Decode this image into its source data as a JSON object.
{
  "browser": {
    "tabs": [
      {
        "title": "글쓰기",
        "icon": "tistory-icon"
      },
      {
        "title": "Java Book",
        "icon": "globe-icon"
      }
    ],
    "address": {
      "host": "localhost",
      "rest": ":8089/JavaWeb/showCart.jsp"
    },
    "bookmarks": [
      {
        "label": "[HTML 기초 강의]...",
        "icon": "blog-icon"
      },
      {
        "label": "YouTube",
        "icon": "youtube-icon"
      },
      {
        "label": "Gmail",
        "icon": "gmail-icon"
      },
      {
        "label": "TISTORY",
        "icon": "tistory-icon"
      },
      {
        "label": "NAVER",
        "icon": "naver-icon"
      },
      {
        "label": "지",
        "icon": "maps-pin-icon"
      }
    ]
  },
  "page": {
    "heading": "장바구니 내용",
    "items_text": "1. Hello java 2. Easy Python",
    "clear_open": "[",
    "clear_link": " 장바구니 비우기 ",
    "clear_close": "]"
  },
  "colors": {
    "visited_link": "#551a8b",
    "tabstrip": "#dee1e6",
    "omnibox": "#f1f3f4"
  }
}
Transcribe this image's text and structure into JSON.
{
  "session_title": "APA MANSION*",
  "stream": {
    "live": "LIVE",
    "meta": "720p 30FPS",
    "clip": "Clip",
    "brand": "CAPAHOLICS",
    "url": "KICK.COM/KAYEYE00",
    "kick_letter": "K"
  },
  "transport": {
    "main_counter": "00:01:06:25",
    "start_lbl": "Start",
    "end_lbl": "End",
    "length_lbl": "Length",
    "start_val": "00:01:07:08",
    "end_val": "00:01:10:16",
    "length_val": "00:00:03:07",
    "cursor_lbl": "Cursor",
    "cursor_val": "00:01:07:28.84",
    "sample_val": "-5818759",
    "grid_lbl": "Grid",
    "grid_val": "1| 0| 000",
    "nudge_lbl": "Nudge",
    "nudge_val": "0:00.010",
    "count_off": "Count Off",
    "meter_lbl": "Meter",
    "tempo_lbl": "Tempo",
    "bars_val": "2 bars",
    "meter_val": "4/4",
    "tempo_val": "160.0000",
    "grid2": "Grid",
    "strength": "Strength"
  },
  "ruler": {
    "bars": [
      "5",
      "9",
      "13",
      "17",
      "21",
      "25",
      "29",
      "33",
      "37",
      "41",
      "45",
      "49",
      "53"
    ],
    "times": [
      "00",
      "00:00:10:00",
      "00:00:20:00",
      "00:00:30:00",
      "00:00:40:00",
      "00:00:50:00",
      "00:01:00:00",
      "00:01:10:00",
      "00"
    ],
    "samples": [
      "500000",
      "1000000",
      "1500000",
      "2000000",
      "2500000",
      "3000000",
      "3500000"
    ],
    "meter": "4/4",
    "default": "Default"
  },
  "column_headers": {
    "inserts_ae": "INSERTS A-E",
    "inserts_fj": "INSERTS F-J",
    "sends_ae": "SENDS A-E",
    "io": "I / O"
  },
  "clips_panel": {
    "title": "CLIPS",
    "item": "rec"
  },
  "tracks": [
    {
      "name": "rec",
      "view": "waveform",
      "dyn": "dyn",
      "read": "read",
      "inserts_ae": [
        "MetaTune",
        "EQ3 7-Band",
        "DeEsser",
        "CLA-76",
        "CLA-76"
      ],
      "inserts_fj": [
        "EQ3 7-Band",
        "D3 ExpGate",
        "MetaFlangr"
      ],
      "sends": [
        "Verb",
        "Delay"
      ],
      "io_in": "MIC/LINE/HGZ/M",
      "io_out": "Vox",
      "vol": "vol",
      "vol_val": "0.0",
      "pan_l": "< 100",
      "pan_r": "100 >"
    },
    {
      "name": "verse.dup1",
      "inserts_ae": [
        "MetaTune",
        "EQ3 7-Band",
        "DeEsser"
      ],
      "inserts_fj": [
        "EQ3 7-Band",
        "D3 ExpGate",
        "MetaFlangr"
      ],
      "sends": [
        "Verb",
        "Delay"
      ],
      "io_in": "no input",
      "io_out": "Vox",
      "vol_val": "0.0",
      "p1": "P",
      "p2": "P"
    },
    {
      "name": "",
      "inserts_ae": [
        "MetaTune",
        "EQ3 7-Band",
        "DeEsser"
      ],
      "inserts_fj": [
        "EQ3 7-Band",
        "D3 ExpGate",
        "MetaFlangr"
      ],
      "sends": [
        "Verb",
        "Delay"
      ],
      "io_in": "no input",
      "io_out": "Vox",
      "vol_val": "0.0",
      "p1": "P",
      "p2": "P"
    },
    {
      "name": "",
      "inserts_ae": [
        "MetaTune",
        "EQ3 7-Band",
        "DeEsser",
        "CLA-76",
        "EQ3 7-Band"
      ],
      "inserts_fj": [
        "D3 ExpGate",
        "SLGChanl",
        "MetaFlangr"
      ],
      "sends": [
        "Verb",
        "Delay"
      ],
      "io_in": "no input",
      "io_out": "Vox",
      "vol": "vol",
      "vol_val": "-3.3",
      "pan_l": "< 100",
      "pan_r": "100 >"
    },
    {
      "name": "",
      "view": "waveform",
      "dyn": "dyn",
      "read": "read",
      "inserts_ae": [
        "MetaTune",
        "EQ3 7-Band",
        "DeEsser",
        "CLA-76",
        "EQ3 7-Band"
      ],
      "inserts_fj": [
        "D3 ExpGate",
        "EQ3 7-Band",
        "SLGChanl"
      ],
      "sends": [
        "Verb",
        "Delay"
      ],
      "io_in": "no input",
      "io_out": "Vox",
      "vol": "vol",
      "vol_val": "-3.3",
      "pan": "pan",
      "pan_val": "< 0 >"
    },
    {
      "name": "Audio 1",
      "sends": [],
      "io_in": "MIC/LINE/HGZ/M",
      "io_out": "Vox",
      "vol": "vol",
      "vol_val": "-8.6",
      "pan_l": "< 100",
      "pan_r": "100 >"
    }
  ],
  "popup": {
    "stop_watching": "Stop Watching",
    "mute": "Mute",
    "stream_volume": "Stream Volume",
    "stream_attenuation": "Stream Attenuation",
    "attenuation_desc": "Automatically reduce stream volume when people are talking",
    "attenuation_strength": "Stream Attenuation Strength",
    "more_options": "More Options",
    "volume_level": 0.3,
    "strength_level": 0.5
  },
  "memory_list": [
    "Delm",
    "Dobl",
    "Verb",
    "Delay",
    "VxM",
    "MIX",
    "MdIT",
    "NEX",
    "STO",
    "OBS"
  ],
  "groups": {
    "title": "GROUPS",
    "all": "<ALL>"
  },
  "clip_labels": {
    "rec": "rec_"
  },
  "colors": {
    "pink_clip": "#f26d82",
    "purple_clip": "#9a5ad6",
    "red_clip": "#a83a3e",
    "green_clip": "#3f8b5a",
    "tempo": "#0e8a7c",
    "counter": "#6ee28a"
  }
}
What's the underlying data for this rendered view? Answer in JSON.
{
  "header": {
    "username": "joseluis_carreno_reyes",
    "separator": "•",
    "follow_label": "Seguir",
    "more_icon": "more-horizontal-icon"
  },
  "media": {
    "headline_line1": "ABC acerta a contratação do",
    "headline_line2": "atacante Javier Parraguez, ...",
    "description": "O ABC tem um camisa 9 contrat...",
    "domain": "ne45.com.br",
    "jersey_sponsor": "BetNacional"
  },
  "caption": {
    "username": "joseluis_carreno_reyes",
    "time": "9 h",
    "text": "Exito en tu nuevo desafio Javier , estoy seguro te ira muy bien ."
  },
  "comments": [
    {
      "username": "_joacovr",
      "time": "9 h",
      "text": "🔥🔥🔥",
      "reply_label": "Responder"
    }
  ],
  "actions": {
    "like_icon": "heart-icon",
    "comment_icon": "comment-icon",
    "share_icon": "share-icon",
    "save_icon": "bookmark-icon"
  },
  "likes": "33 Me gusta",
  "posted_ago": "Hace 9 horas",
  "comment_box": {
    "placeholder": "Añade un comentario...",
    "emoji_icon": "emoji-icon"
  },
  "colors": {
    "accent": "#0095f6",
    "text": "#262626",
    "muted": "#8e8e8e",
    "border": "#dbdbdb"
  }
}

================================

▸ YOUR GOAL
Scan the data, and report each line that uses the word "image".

▸ WRITTEN ANSWER
Decode this image into its source data as a JSON object.
Transcribe this image's text and structure into JSON.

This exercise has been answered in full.